Residents march for immigration reform

By Tony Parra:PNT Staff Writer

Clovis home healthcare employee Maria Elena-Bojorquez took the day off Monday to participate in a “Day Without Immigrants” rally.

The nationwide boycott, aimed at raising awareness of the economic power of immigrants, was organized by activists upset by proposed federal legislation that would criminalize illegal immigrants.

Elena-Bojorquez said she’s tired of the people using the fear Americans have of terrorism as a reason to close the border.

“People try to claim that terrorists come in through the border,” Elena-Bojorquez said. “All they (Mexican immigrants) want to do is cross to work hard for what they earn. Parents want to provide food and education for their kids. Mexican authorities caught a suspected terrorist trying to come to the U.S. through Mexico. They (Mexicans) want to stop terrorism, too. No one ever makes a big deal out the Canadian border and the incidents where terrorists tried to enter the country.”

Elena-Bojorquez was among a group of more than 300 mainly Hispanics area residents who marched in Portales Chanting, “Si se puede,” “Yes we can,” supporters marched from the downtown square to Eastern New Mexico University and back to the downtown square.

The majority of supporters wore white T-shirts and the first few marchers held a giant American flag while other marchers held smaller Mexican flags during the march.
More than 1 million mostly Hispanic immigrants and their supporters skipped work Monday and took to the streets, flexing their economic muscle in a nationwide boycott that succeeded in slowing or shutting many farms, factories, markets and restaurants.

“It’s about unity,” said Ricardo Navarette, who attended Monday’s Portales rally with his wife Auroa. “It’s about showing support for all immigrants and a change in the laws to grant amnesty.”

The Navarettes also kept their 16-year-old and 12-year-old children out of school as part of the boycott.
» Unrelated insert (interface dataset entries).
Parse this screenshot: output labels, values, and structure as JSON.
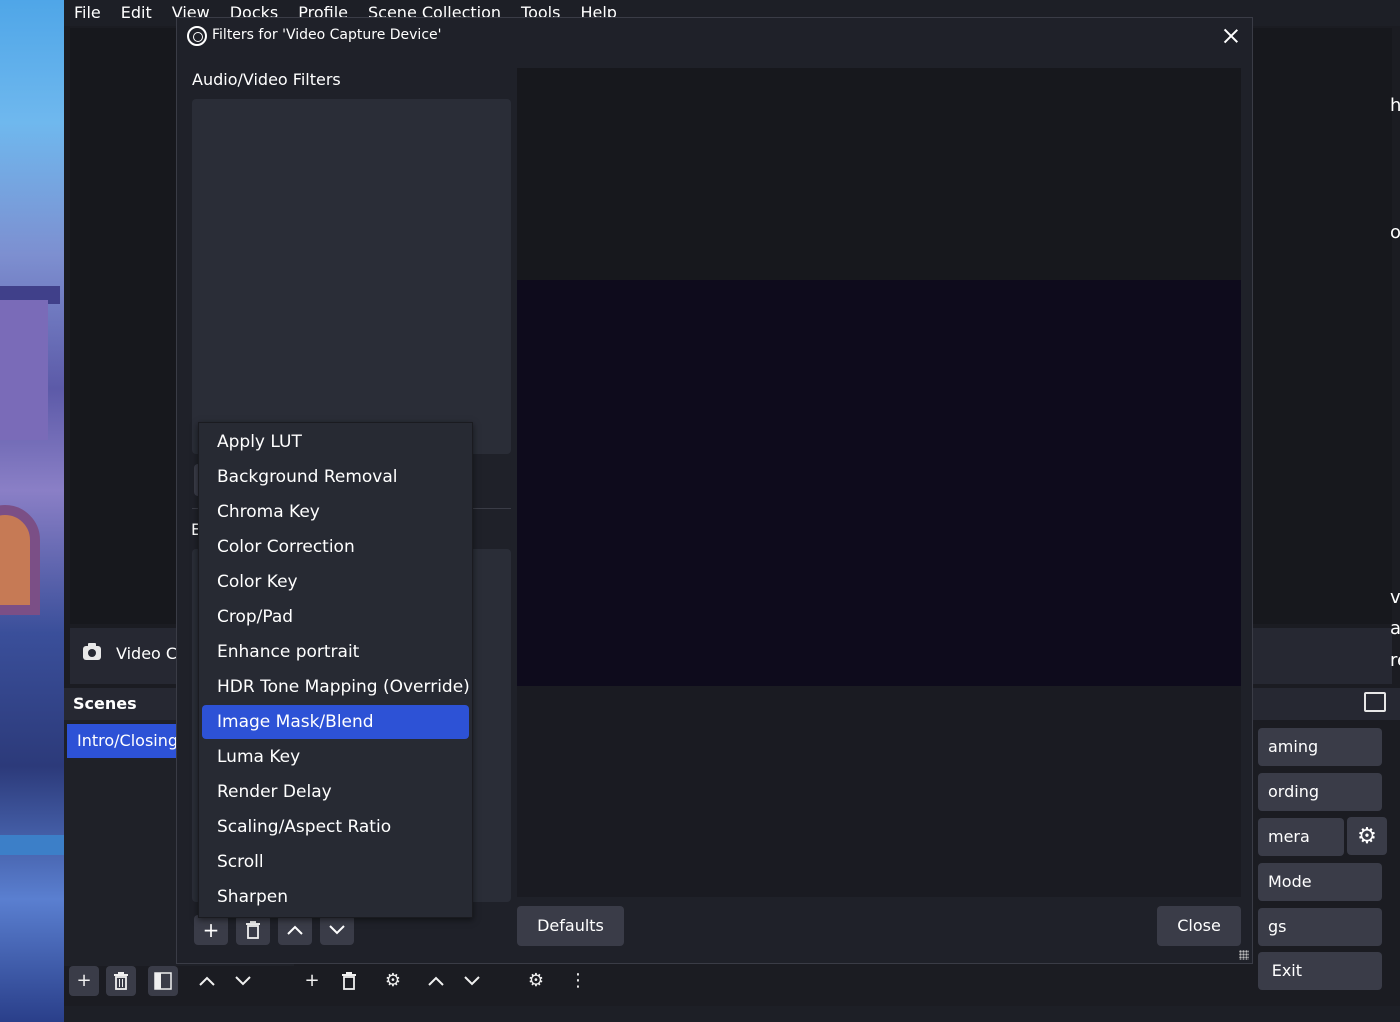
{
  "main_window": {
    "menu": [
      "File",
      "Edit",
      "View",
      "Docks",
      "Profile",
      "Scene Collection",
      "Tools",
      "Help"
    ],
    "source_label": "Video Ca",
    "scenes_dock": {
      "title": "Scenes",
      "items": [
        "Intro/Closing"
      ]
    },
    "controls_dock": {
      "buttons": [
        "aming",
        "ording",
        "mera",
        "Mode",
        "gs",
        "Exit"
      ]
    },
    "right_edge_texts": [
      "hi",
      "ok",
      "ve",
      "al",
      "re"
    ]
  },
  "dialog": {
    "title": "Filters for 'Video Capture Device'",
    "audio_video_label": "Audio/Video Filters",
    "effect_label_partial": "E",
    "defaults_label": "Defaults",
    "close_label": "Close"
  },
  "dropdown": {
    "options": [
      "Apply LUT",
      "Background Removal",
      "Chroma Key",
      "Color Correction",
      "Color Key",
      "Crop/Pad",
      "Enhance portrait",
      "HDR Tone Mapping (Override)",
      "Image Mask/Blend",
      "Luma Key",
      "Render Delay",
      "Scaling/Aspect Ratio",
      "Scroll",
      "Sharpen"
    ],
    "selected": "Image Mask/Blend"
  },
  "icons": {
    "add": "+",
    "remove": "trash-icon",
    "up": "chevron-up-icon",
    "down": "chevron-down-icon",
    "gear": "⚙",
    "more": "⋮"
  },
  "colors": {
    "accent": "#2d52d6",
    "panel": "#2a2d37",
    "button": "#3a3c48"
  }
}
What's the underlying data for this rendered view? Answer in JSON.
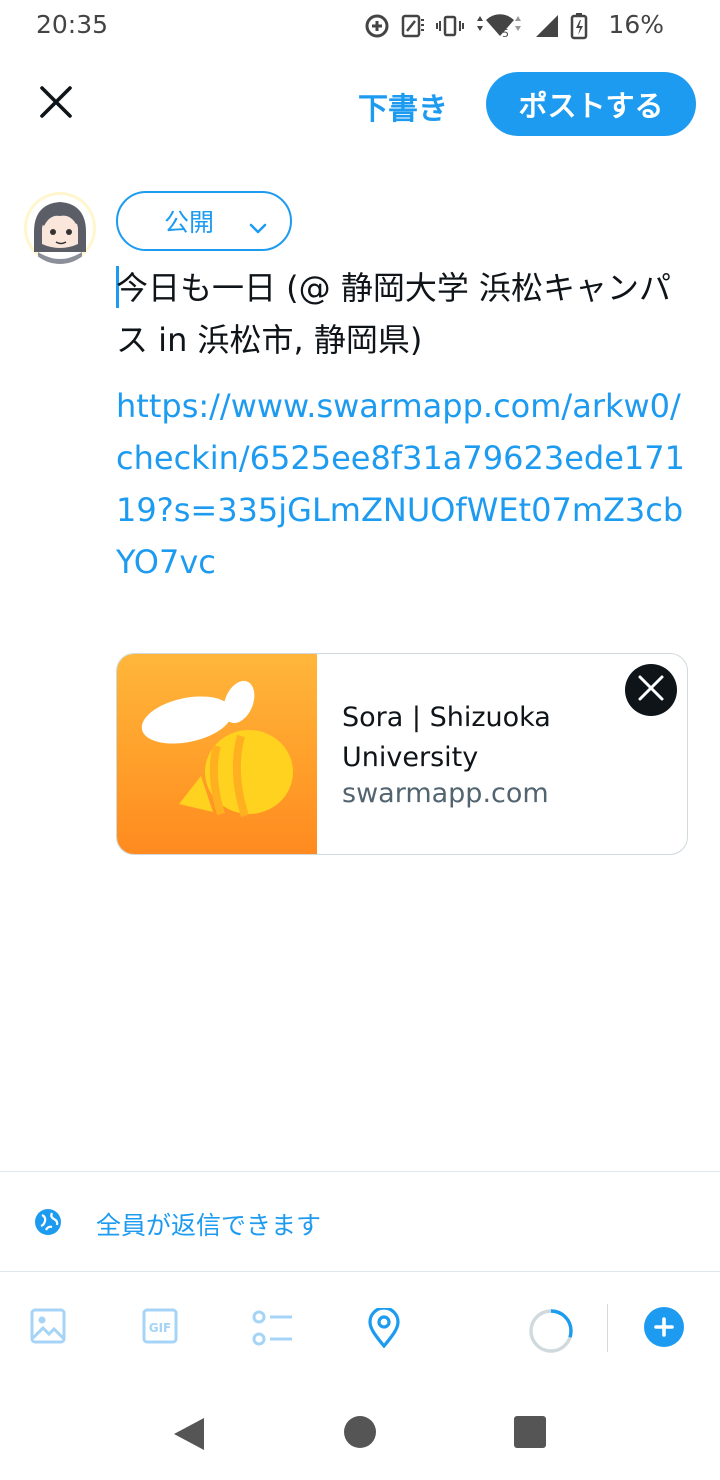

Marie Nanez of Portales attended the march with her children. “They’re the Hispanics of the future,” Nanez said. “They maybe U.S. Congress members someday. I felt they could go to school and still have the opportunity to march.”
House Bill 4437, which stalled in the Senate, would make felons of the illegal immigrants and calls for new walls on 700 miles of the 2,000-mile U.S.-Mexico border.

Eastern New Mexico University student Diego Espinoza said he feels it’s unlikely a bill will be passed this year.

“I don’t think much will get done during an election year,” said Espinoza, who also serves as a student representative of the school’s board of regents. He feels politicians will use this issue during the campaigns to sway voters. “I think it’s good to see in a small community to unite all Latinos. Eastern and the community showing unity for a common goal (immigration reform).”